But if the drum major instinct is poison, there is an antidote. Let’s call it the drummer’s instinct: an urge not to lead the parade, but to be part of it — in rhythm with others, creating something together that no one could alone. The drum major instinct zooms us in on ourselves, but the drummer’s instinct drives us to care for our bandmates, and it runs deep. Young children crave attention, but they also prefer kindness over cruelty, and spontaneously help others in need.

Where the drum major instinct depletes us, the drummer’s instinct fulfills us. In her studies, Crocker measured not just the college students’ desire to stand out but also to be kind. Students who held these “compassionate goals” suffered less depression, anxiety and loneliness. They received more support from their peers, but that is not what predicted their well-being. Those who helped others were most likely to thrive.

This pattern, too, is widespread. Children and adults draw joy from helping others. Doctors who feel compassion for their patients burn out less often. Colleagues who support one another perform more effectively and are more fulfilled at work. And older adults who volunteer live longer and remain healthier than those who don’t.

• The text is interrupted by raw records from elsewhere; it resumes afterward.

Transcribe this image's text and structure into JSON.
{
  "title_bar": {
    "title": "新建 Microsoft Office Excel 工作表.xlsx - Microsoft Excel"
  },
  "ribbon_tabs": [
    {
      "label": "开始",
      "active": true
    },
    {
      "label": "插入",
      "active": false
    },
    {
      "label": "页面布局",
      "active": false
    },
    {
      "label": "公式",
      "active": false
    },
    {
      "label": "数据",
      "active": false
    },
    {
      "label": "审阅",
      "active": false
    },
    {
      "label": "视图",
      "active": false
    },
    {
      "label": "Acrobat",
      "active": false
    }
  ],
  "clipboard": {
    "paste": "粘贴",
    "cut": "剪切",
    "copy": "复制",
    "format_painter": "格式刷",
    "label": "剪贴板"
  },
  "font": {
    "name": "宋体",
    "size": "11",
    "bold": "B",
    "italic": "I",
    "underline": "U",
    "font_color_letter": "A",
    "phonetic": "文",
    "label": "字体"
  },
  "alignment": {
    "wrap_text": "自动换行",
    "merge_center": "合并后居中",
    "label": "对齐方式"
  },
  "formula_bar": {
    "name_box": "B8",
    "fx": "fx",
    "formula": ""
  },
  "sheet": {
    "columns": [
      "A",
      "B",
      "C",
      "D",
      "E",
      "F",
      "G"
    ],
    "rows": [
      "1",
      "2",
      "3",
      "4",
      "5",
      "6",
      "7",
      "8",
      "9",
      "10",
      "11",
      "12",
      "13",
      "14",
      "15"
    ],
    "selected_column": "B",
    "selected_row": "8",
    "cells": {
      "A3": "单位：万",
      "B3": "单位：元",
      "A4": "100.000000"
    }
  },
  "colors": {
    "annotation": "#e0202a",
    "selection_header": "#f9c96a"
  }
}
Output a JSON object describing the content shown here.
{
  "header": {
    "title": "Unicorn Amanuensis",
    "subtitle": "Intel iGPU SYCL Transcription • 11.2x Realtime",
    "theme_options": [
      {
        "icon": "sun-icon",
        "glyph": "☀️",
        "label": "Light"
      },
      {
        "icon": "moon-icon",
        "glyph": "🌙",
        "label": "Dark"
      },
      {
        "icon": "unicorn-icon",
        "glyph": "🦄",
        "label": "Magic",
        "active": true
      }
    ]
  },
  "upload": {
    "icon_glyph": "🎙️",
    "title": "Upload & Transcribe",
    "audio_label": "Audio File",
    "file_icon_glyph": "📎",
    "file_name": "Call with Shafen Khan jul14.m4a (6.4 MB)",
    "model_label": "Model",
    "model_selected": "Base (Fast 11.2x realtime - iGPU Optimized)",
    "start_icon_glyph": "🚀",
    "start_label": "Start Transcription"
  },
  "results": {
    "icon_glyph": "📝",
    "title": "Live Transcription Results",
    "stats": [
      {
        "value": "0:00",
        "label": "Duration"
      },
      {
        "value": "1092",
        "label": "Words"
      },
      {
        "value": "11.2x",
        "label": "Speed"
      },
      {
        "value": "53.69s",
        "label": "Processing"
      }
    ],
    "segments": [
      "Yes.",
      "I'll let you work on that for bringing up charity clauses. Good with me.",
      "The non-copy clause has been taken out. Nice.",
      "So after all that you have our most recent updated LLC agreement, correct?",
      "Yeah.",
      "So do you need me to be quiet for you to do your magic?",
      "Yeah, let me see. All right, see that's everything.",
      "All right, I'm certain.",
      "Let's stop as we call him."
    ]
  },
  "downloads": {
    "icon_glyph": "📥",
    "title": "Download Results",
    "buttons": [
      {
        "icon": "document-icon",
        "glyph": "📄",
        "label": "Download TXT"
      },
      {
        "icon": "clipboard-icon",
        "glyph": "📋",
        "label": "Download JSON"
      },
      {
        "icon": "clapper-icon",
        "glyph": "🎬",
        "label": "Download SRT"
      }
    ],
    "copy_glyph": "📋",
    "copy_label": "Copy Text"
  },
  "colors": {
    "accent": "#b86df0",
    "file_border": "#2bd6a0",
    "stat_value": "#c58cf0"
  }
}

The evidence is uncontroversial — by serving others, we help ourselves. Why, then, do we keep making the same mistakes? I see two reasons.

First, individualistic cultures like ours valorize selfish pursuits, and then teach us — wrongly — that whether we like it or not, selfishness is at our core. This turns up the volume on our desire for attention, making the drummer’s instinct harder to hear.

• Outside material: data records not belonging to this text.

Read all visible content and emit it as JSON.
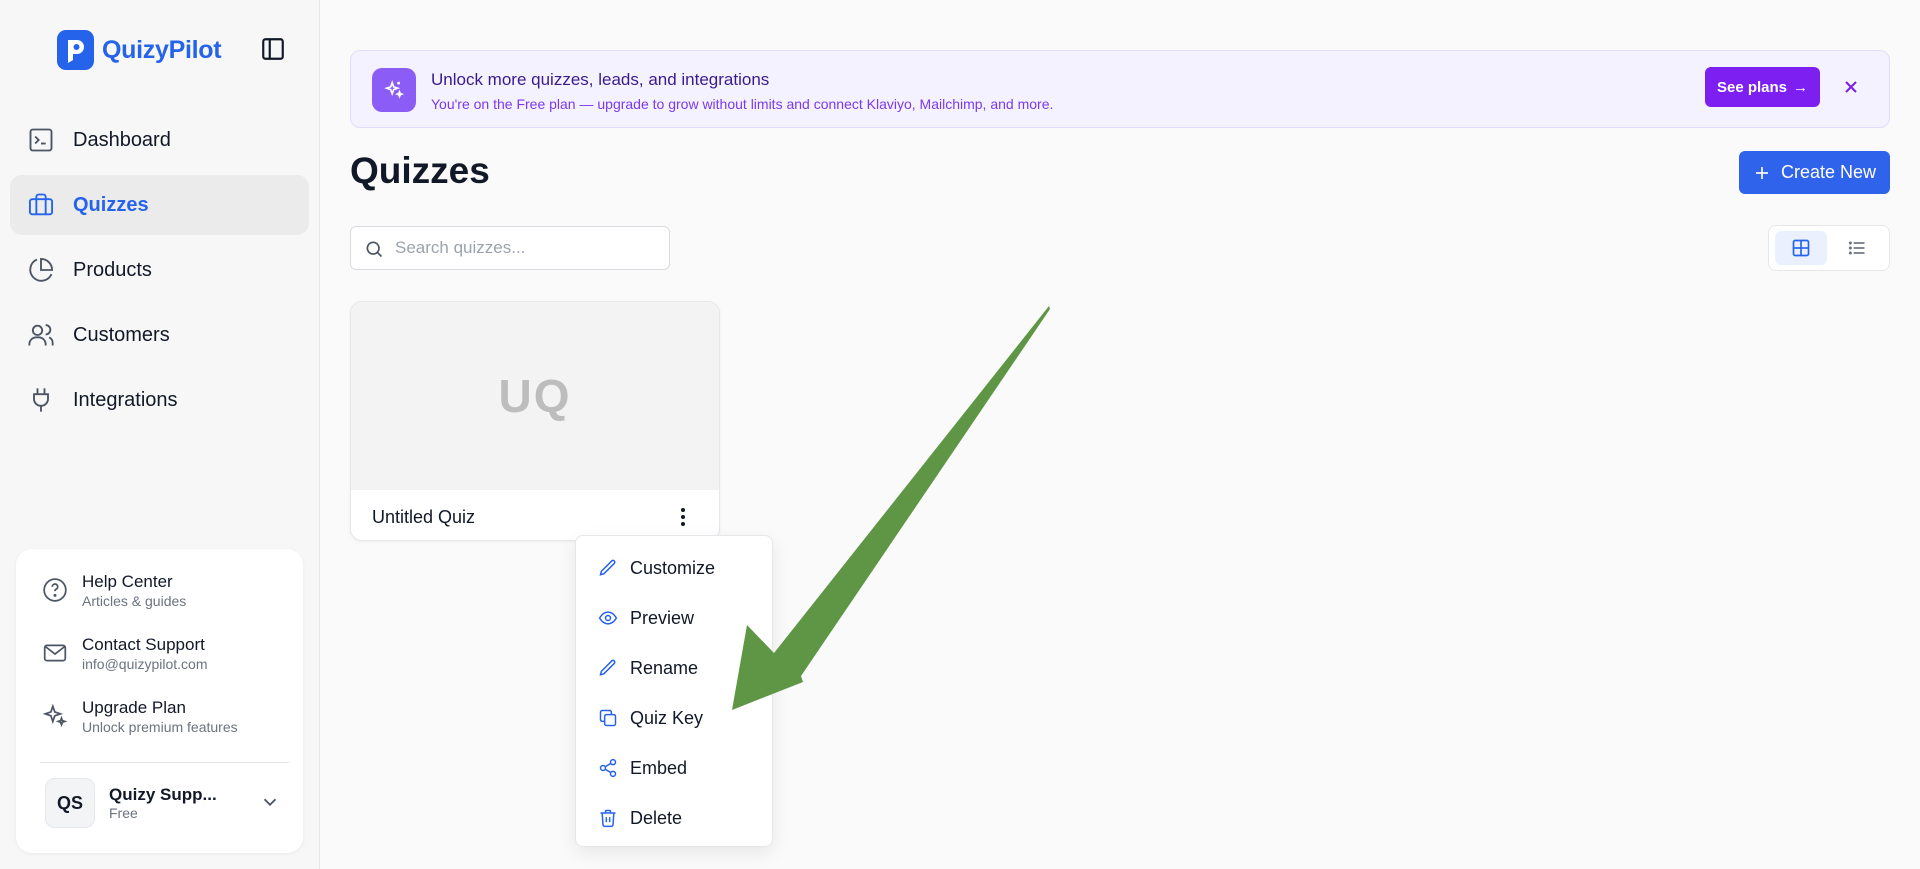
{
  "brand": {
    "name": "QuizyPilot"
  },
  "sidebar": {
    "items": [
      {
        "label": "Dashboard",
        "icon": "terminal-icon"
      },
      {
        "label": "Quizzes",
        "icon": "briefcase-icon",
        "active": true
      },
      {
        "label": "Products",
        "icon": "pie-chart-icon"
      },
      {
        "label": "Customers",
        "icon": "users-icon"
      },
      {
        "label": "Integrations",
        "icon": "plug-icon"
      }
    ],
    "help": [
      {
        "title": "Help Center",
        "subtitle": "Articles & guides",
        "icon": "help-circle-icon"
      },
      {
        "title": "Contact Support",
        "subtitle": "info@quizypilot.com",
        "icon": "mail-icon"
      },
      {
        "title": "Upgrade Plan",
        "subtitle": "Unlock premium features",
        "icon": "sparkles-icon"
      }
    ],
    "user": {
      "initials": "QS",
      "name": "Quizy Supp...",
      "plan": "Free"
    }
  },
  "banner": {
    "title": "Unlock more quizzes, leads, and integrations",
    "subtitle": "You're on the Free plan — upgrade to grow without limits and connect Klaviyo, Mailchimp, and more.",
    "cta": "See plans",
    "cta_arrow": "→",
    "close": "✕"
  },
  "main": {
    "title": "Quizzes",
    "create_label": "Create New",
    "search": {
      "placeholder": "Search quizzes...",
      "value": ""
    },
    "view_modes": [
      "grid",
      "list"
    ],
    "active_view": "grid"
  },
  "quizzes": [
    {
      "initials": "UQ",
      "name": "Untitled Quiz"
    }
  ],
  "context_menu": {
    "items": [
      {
        "label": "Customize",
        "icon": "pencil-icon"
      },
      {
        "label": "Preview",
        "icon": "eye-icon"
      },
      {
        "label": "Rename",
        "icon": "pencil-icon"
      },
      {
        "label": "Quiz Key",
        "icon": "copy-icon"
      },
      {
        "label": "Embed",
        "icon": "share-icon"
      },
      {
        "label": "Delete",
        "icon": "trash-icon"
      }
    ]
  },
  "colors": {
    "brand": "#2563eb",
    "upgrade_button": "#7c1ff0",
    "banner_accent": "#8b5cf6",
    "annotation_arrow": "#5e9645"
  }
}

Second, people often help others to help themselves. We give to charity for that rush of “warm glow,” or to confirm our character in moments of doubt. We advertise our virtues by changing our profile picture, or donating just enough to get our names on the opera house wall. These acts are generous on the surface, but hide the drum major instinct underneath.


This shallow kindness can also be a trap, because it extends only as far as our own comfort. Speaking in 1967, King said: “True compassion is more than flinging a coin to a beggar. . . . It comes to see that an edifice which produces beggars needs restructuring.” When we benefit from those structures, real kindness requires moving beyond what makes us happy.

King said the arc of the moral universe bends toward justice. But he also cautioned against complacency, which he called a “negative peace.” In his Letter from Birmingham Jail, he wrote, “time itself is neutral; it can be used either destructively or constructively. . . . Human progress never rolls in on wheels of inevitability; it comes through the tireless efforts of men willing to be co-workers with God.”

The arc of the moral universe bends toward justice, when we bend it that way. When we choose whether to be a drum major or drummer, we change how we live and how we feel. But if that’s our only priority, we’ve already made the wrong choice.


The holiday honoring the birthday of civil rights leader Martin Luther King Jr. — the third Monday in January — was first observed in 1986. In 1995, it was designated a national day of service. With the 25th anniversary of the MLK Day of Service on Jan. 20, six volunteers — an advocate for sexual assault victims, a cuddler of sick babies, a cancer survivor helping child cancer patients and others — reflect below on how service has made a difference to themselves and others.

Jamil Zaki is an associate professor of psychology at Stanford University and author of “The War for Kindness: Building Empathy in a Fractured World.”